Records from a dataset
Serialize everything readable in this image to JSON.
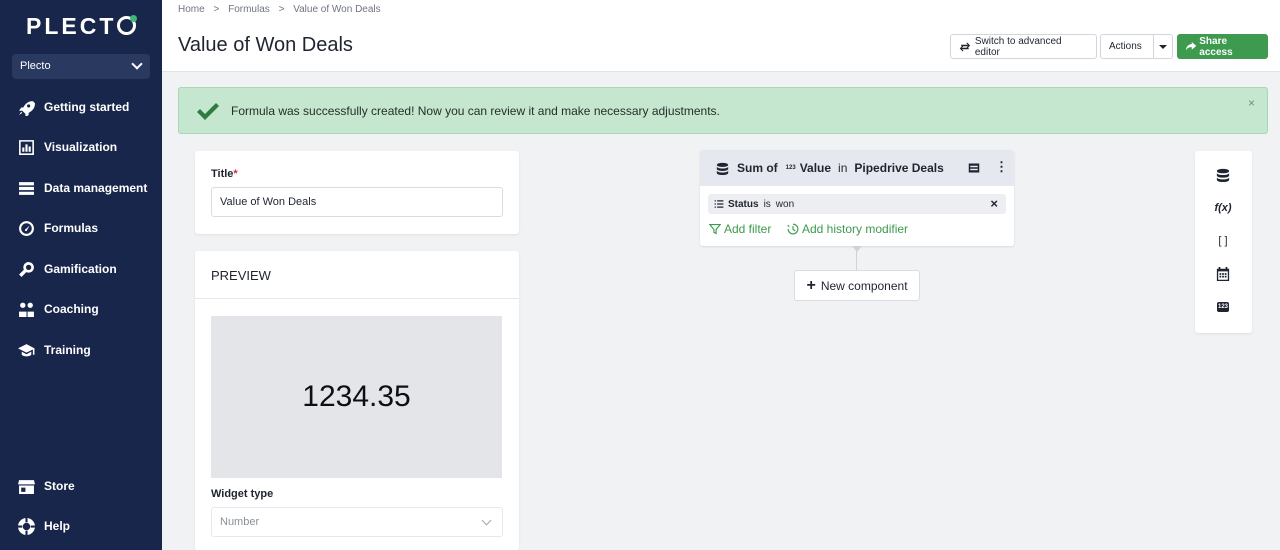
{
  "sidebar": {
    "logo": "PLECT",
    "org": "Plecto",
    "items": [
      {
        "label": "Getting started",
        "icon": "rocket-icon"
      },
      {
        "label": "Visualization",
        "icon": "chart-icon"
      },
      {
        "label": "Data management",
        "icon": "database-icon"
      },
      {
        "label": "Formulas",
        "icon": "gauge-icon"
      },
      {
        "label": "Gamification",
        "icon": "gamepad-icon"
      },
      {
        "label": "Coaching",
        "icon": "people-icon"
      },
      {
        "label": "Training",
        "icon": "graduation-cap-icon"
      },
      {
        "label": "Store",
        "icon": "store-icon"
      },
      {
        "label": "Help",
        "icon": "lifebuoy-icon"
      }
    ]
  },
  "breadcrumb": {
    "home": "Home",
    "sep": ">",
    "formulas": "Formulas",
    "current": "Value of Won Deals"
  },
  "header": {
    "title": "Value of Won Deals",
    "switch_label": "Switch to advanced editor",
    "actions_label": "Actions",
    "share_label": "Share access"
  },
  "alert": {
    "message": "Formula was successfully created! Now you can review it and make necessary adjustments.",
    "close": "×"
  },
  "form": {
    "title_label": "Title",
    "required_mark": "*",
    "title_value": "Value of Won Deals",
    "preview_heading": "PREVIEW",
    "preview_value": "1234.35",
    "widget_type_label": "Widget type",
    "widget_type_value": "Number"
  },
  "component": {
    "sum_of": "Sum of",
    "field_badge": "123",
    "field": "Value",
    "in": "in",
    "source": "Pipedrive Deals",
    "filter_field": "Status",
    "filter_op": "is",
    "filter_value": "won",
    "add_filter": "Add filter",
    "add_history": "Add history modifier",
    "new_component": "New component"
  },
  "toolbox": {
    "fx": "f(x)",
    "brackets": "[ ]",
    "num": "123"
  },
  "colors": {
    "sidebar": "#17264a",
    "accent": "#3d9a4e",
    "alert_bg": "#c5e6cf"
  }
}
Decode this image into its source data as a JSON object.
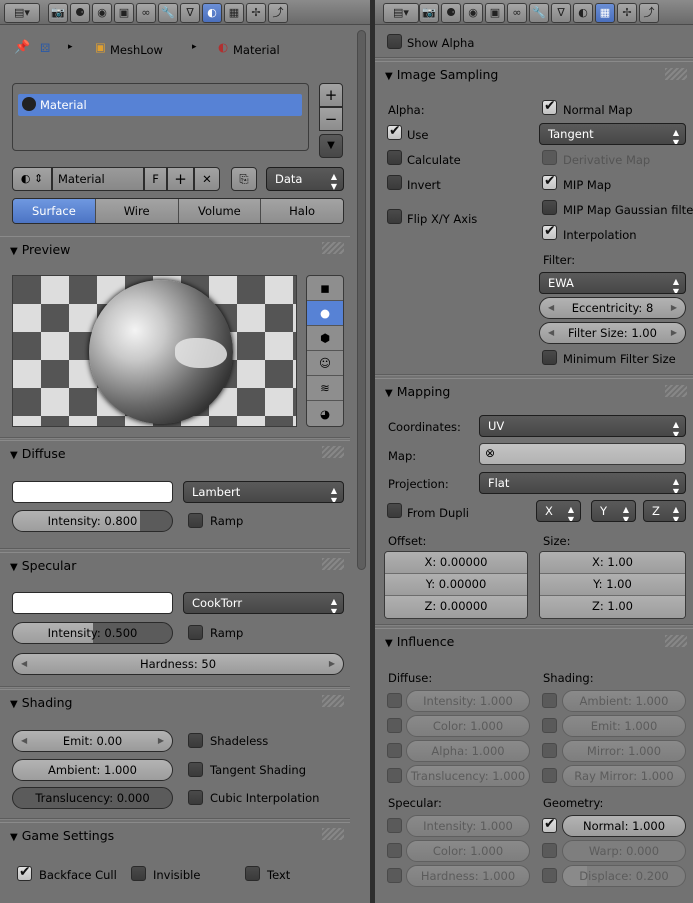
{
  "left": {
    "breadcrumb": {
      "mesh": "MeshLow",
      "material": "Material"
    },
    "material_list": [
      "Material"
    ],
    "datablock": {
      "name": "Material",
      "fake_user": "F",
      "link": "Data"
    },
    "tabs": [
      "Surface",
      "Wire",
      "Volume",
      "Halo"
    ],
    "panels": {
      "preview": "Preview",
      "diffuse": "Diffuse",
      "specular": "Specular",
      "shading": "Shading",
      "game": "Game Settings"
    },
    "diffuse": {
      "shader": "Lambert",
      "intensity": "Intensity: 0.800",
      "intensity_value": 0.8,
      "ramp": "Ramp",
      "color": "#ffffff"
    },
    "specular": {
      "shader": "CookTorr",
      "intensity": "Intensity: 0.500",
      "intensity_value": 0.5,
      "ramp": "Ramp",
      "hardness": "Hardness: 50",
      "color": "#ffffff"
    },
    "shading": {
      "emit": "Emit: 0.00",
      "ambient": "Ambient: 1.000",
      "translucency": "Translucency: 0.000",
      "shadeless": "Shadeless",
      "tangent": "Tangent Shading",
      "cubic": "Cubic Interpolation"
    },
    "game": {
      "backface": "Backface Cull",
      "invisible": "Invisible",
      "text": "Text"
    }
  },
  "right": {
    "show_alpha": "Show Alpha",
    "panels": {
      "sampling": "Image Sampling",
      "mapping": "Mapping",
      "influence": "Influence"
    },
    "sampling": {
      "alpha_label": "Alpha:",
      "use": "Use",
      "calculate": "Calculate",
      "invert": "Invert",
      "flip": "Flip X/Y Axis",
      "normal_map": "Normal Map",
      "space": "Tangent",
      "derivative": "Derivative Map",
      "mip": "MIP Map",
      "mip_gauss": "MIP Map Gaussian filter",
      "interp": "Interpolation",
      "filter_label": "Filter:",
      "filter": "EWA",
      "eccentricity": "Eccentricity: 8",
      "filter_size": "Filter Size: 1.00",
      "min_filter": "Minimum Filter Size"
    },
    "mapping": {
      "coords_label": "Coordinates:",
      "coords": "UV",
      "map_label": "Map:",
      "proj_label": "Projection:",
      "proj": "Flat",
      "from_dupli": "From Dupli",
      "x": "X",
      "y": "Y",
      "z": "Z",
      "offset_label": "Offset:",
      "size_label": "Size:",
      "offset": [
        "X: 0.00000",
        "Y: 0.00000",
        "Z: 0.00000"
      ],
      "size": [
        "X: 1.00",
        "Y: 1.00",
        "Z: 1.00"
      ]
    },
    "influence": {
      "diffuse_label": "Diffuse:",
      "shading_label": "Shading:",
      "specular_label": "Specular:",
      "geometry_label": "Geometry:",
      "diffuse": [
        "Intensity: 1.000",
        "Color: 1.000",
        "Alpha: 1.000",
        "Translucency: 1.000"
      ],
      "shading": [
        "Ambient: 1.000",
        "Emit: 1.000",
        "Mirror: 1.000",
        "Ray Mirror: 1.000"
      ],
      "specular": [
        "Intensity: 1.000",
        "Color: 1.000",
        "Hardness: 1.000"
      ],
      "geometry": [
        "Normal: 1.000",
        "Warp: 0.000",
        "Displace: 0.200"
      ]
    }
  }
}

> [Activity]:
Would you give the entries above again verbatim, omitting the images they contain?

> [Exercise solution]:
Serialize everything readable in this image to JSON.
{
  "sidebar": {
    "logo": "PLECT",
    "org": "Plecto",
    "items": [
      {
        "label": "Getting started",
        "icon": "rocket-icon"
      },
      {
        "label": "Visualization",
        "icon": "chart-icon"
      },
      {
        "label": "Data management",
        "icon": "database-icon"
      },
      {
        "label": "Formulas",
        "icon": "gauge-icon"
      },
      {
        "label": "Gamification",
        "icon": "gamepad-icon"
      },
      {
        "label": "Coaching",
        "icon": "people-icon"
      },
      {
        "label": "Training",
        "icon": "graduation-cap-icon"
      },
      {
        "label": "Store",
        "icon": "store-icon"
      },
      {
        "label": "Help",
        "icon": "lifebuoy-icon"
      }
    ]
  },
  "breadcrumb": {
    "home": "Home",
    "sep": ">",
    "formulas": "Formulas",
    "current": "Value of Won Deals"
  },
  "header": {
    "title": "Value of Won Deals",
    "switch_label": "Switch to advanced editor",
    "actions_label": "Actions",
    "share_label": "Share access"
  },
  "alert": {
    "message": "Formula was successfully created! Now you can review it and make necessary adjustments.",
    "close": "×"
  },
  "form": {
    "title_label": "Title",
    "required_mark": "*",
    "title_value": "Value of Won Deals",
    "preview_heading": "PREVIEW",
    "preview_value": "1234.35",
    "widget_type_label": "Widget type",
    "widget_type_value": "Number"
  },
  "component": {
    "sum_of": "Sum of",
    "field_badge": "123",
    "field": "Value",
    "in": "in",
    "source": "Pipedrive Deals",
    "filter_field": "Status",
    "filter_op": "is",
    "filter_value": "won",
    "add_filter": "Add filter",
    "add_history": "Add history modifier",
    "new_component": "New component"
  },
  "toolbox": {
    "fx": "f(x)",
    "brackets": "[ ]",
    "num": "123"
  },
  "colors": {
    "sidebar": "#17264a",
    "accent": "#3d9a4e",
    "alert_bg": "#c5e6cf"
  }
}
Decode this image into its source data as a JSON object.
{
  "left": {
    "breadcrumb": {
      "mesh": "MeshLow",
      "material": "Material"
    },
    "material_list": [
      "Material"
    ],
    "datablock": {
      "name": "Material",
      "fake_user": "F",
      "link": "Data"
    },
    "tabs": [
      "Surface",
      "Wire",
      "Volume",
      "Halo"
    ],
    "panels": {
      "preview": "Preview",
      "diffuse": "Diffuse",
      "specular": "Specular",
      "shading": "Shading",
      "game": "Game Settings"
    },
    "diffuse": {
      "shader": "Lambert",
      "intensity": "Intensity: 0.800",
      "intensity_value": 0.8,
      "ramp": "Ramp",
      "color": "#ffffff"
    },
    "specular": {
      "shader": "CookTorr",
      "intensity": "Intensity: 0.500",
      "intensity_value": 0.5,
      "ramp": "Ramp",
      "hardness": "Hardness: 50",
      "color": "#ffffff"
    },
    "shading": {
      "emit": "Emit: 0.00",
      "ambient": "Ambient: 1.000",
      "translucency": "Translucency: 0.000",
      "shadeless": "Shadeless",
      "tangent": "Tangent Shading",
      "cubic": "Cubic Interpolation"
    },
    "game": {
      "backface": "Backface Cull",
      "invisible": "Invisible",
      "text": "Text"
    }
  },
  "right": {
    "show_alpha": "Show Alpha",
    "panels": {
      "sampling": "Image Sampling",
      "mapping": "Mapping",
      "influence": "Influence"
    },
    "sampling": {
      "alpha_label": "Alpha:",
      "use": "Use",
      "calculate": "Calculate",
      "invert": "Invert",
      "flip": "Flip X/Y Axis",
      "normal_map": "Normal Map",
      "space": "Tangent",
      "derivative": "Derivative Map",
      "mip": "MIP Map",
      "mip_gauss": "MIP Map Gaussian filter",
      "interp": "Interpolation",
      "filter_label": "Filter:",
      "filter": "EWA",
      "eccentricity": "Eccentricity: 8",
      "filter_size": "Filter Size: 1.00",
      "min_filter": "Minimum Filter Size"
    },
    "mapping": {
      "coords_label": "Coordinates:",
      "coords": "UV",
      "map_label": "Map:",
      "proj_label": "Projection:",
      "proj": "Flat",
      "from_dupli": "From Dupli",
      "x": "X",
      "y": "Y",
      "z": "Z",
      "offset_label": "Offset:",
      "size_label": "Size:",
      "offset": [
        "X: 0.00000",
        "Y: 0.00000",
        "Z: 0.00000"
      ],
      "size": [
        "X: 1.00",
        "Y: 1.00",
        "Z: 1.00"
      ]
    },
    "influence": {
      "diffuse_label": "Diffuse:",
      "shading_label": "Shading:",
      "specular_label": "Specular:",
      "geometry_label": "Geometry:",
      "diffuse": [
        "Intensity: 1.000",
        "Color: 1.000",
        "Alpha: 1.000",
        "Translucency: 1.000"
      ],
      "shading": [
        "Ambient: 1.000",
        "Emit: 1.000",
        "Mirror: 1.000",
        "Ray Mirror: 1.000"
      ],
      "specular": [
        "Intensity: 1.000",
        "Color: 1.000",
        "Hardness: 1.000"
      ],
      "geometry": [
        "Normal: 1.000",
        "Warp: 0.000",
        "Displace: 0.200"
      ]
    }
  }
}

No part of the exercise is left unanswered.